ACTION ITEM:
From the entries below, copy each line in which the word "selected" occurs.

RECORD SET:
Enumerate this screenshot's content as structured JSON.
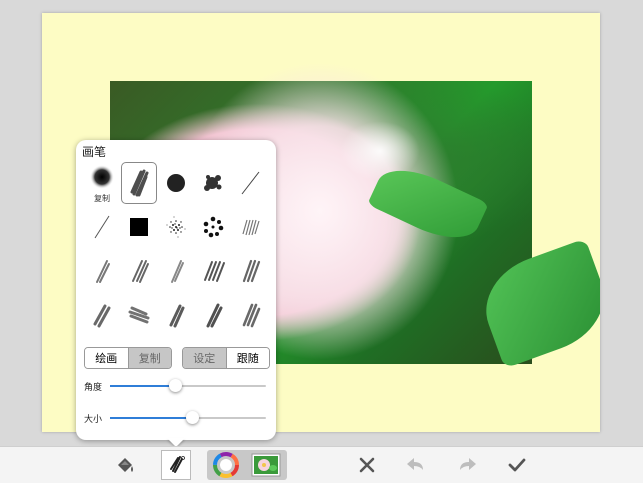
{
  "brush_panel": {
    "title": "画笔",
    "first_brush_caption": "复制",
    "mode_segment": {
      "paint_label": "绘画",
      "copy_label": "复制",
      "selected": "paint_label"
    },
    "follow_segment": {
      "settings_label": "设定",
      "follow_label": "跟随",
      "selected": "follow_label"
    },
    "angle": {
      "label": "角度",
      "value": 0.42
    },
    "size": {
      "label": "大小",
      "value": 0.53
    }
  },
  "toolbar": {
    "icons": [
      "paint-bucket-icon",
      "brush-icon",
      "color-wheel-icon",
      "photo-thumbnail-icon",
      "close-icon",
      "undo-icon",
      "redo-icon",
      "check-icon"
    ]
  },
  "colors": {
    "paper": "#fdfcc4",
    "accent": "#2f7ed8",
    "panel": "#ffffff"
  }
}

TASK ANSWER:
      "selected": "paint_label"
      "selected": "follow_label"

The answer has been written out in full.